Task description:
Give the entries below again exactly. Their pictures are not needed.

Content starts

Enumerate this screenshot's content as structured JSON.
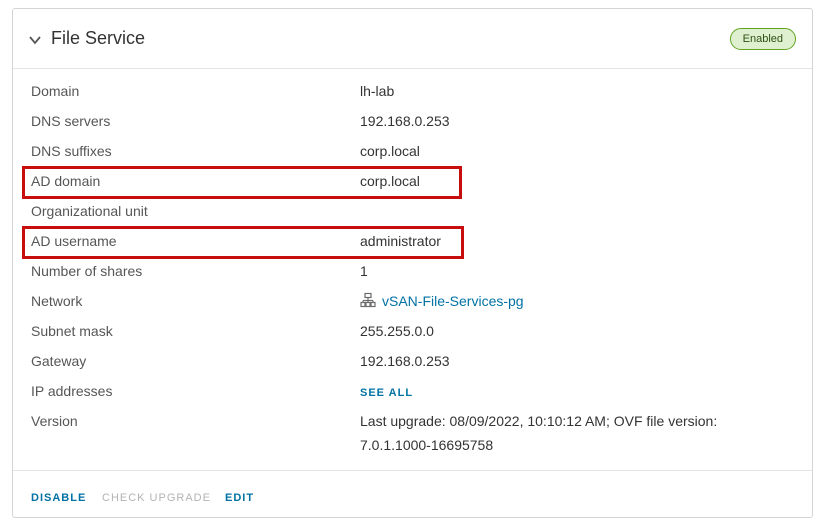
{
  "card": {
    "title": "File Service",
    "status_badge": "Enabled",
    "rows": [
      {
        "label": "Domain",
        "value": "lh-lab"
      },
      {
        "label": "DNS servers",
        "value": "192.168.0.253"
      },
      {
        "label": "DNS suffixes",
        "value": "corp.local"
      },
      {
        "label": "AD domain",
        "value": "corp.local"
      },
      {
        "label": "Organizational unit",
        "value": ""
      },
      {
        "label": "AD username",
        "value": "administrator"
      },
      {
        "label": "Number of shares",
        "value": "1"
      },
      {
        "label": "Network",
        "value": "vSAN-File-Services-pg",
        "icon": "network-icon"
      },
      {
        "label": "Subnet mask",
        "value": "255.255.0.0"
      },
      {
        "label": "Gateway",
        "value": "192.168.0.253"
      },
      {
        "label": "IP addresses",
        "value": "SEE ALL"
      },
      {
        "label": "Version",
        "value": "Last upgrade: 08/09/2022, 10:10:12 AM; OVF file version: 7.0.1.1000-16695758"
      }
    ],
    "highlighted_rows": [
      "AD domain",
      "AD username"
    ]
  },
  "footer": {
    "disable_label": "DISABLE",
    "check_upgrade_label": "CHECK UPGRADE",
    "edit_label": "EDIT"
  },
  "colors": {
    "accent": "#0072a3",
    "badge_bg": "#dff0d0",
    "badge_border": "#62a420",
    "highlight": "#c80d0d"
  }
}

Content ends

Result of the exercise:
Enumerate this screenshot's content as structured JSON.
{
  "card": {
    "title": "File Service",
    "status_badge": "Enabled",
    "rows": [
      {
        "label": "Domain",
        "value": "lh-lab"
      },
      {
        "label": "DNS servers",
        "value": "192.168.0.253"
      },
      {
        "label": "DNS suffixes",
        "value": "corp.local"
      },
      {
        "label": "AD domain",
        "value": "corp.local"
      },
      {
        "label": "Organizational unit",
        "value": ""
      },
      {
        "label": "AD username",
        "value": "administrator"
      },
      {
        "label": "Number of shares",
        "value": "1"
      },
      {
        "label": "Network",
        "value": "vSAN-File-Services-pg",
        "icon": "network-icon"
      },
      {
        "label": "Subnet mask",
        "value": "255.255.0.0"
      },
      {
        "label": "Gateway",
        "value": "192.168.0.253"
      },
      {
        "label": "IP addresses",
        "value": "SEE ALL"
      },
      {
        "label": "Version",
        "value": "Last upgrade: 08/09/2022, 10:10:12 AM; OVF file version: 7.0.1.1000-16695758"
      }
    ],
    "highlighted_rows": [
      "AD domain",
      "AD username"
    ]
  },
  "footer": {
    "disable_label": "DISABLE",
    "check_upgrade_label": "CHECK UPGRADE",
    "edit_label": "EDIT"
  },
  "colors": {
    "accent": "#0072a3",
    "badge_bg": "#dff0d0",
    "badge_border": "#62a420",
    "highlight": "#c80d0d"
  }
}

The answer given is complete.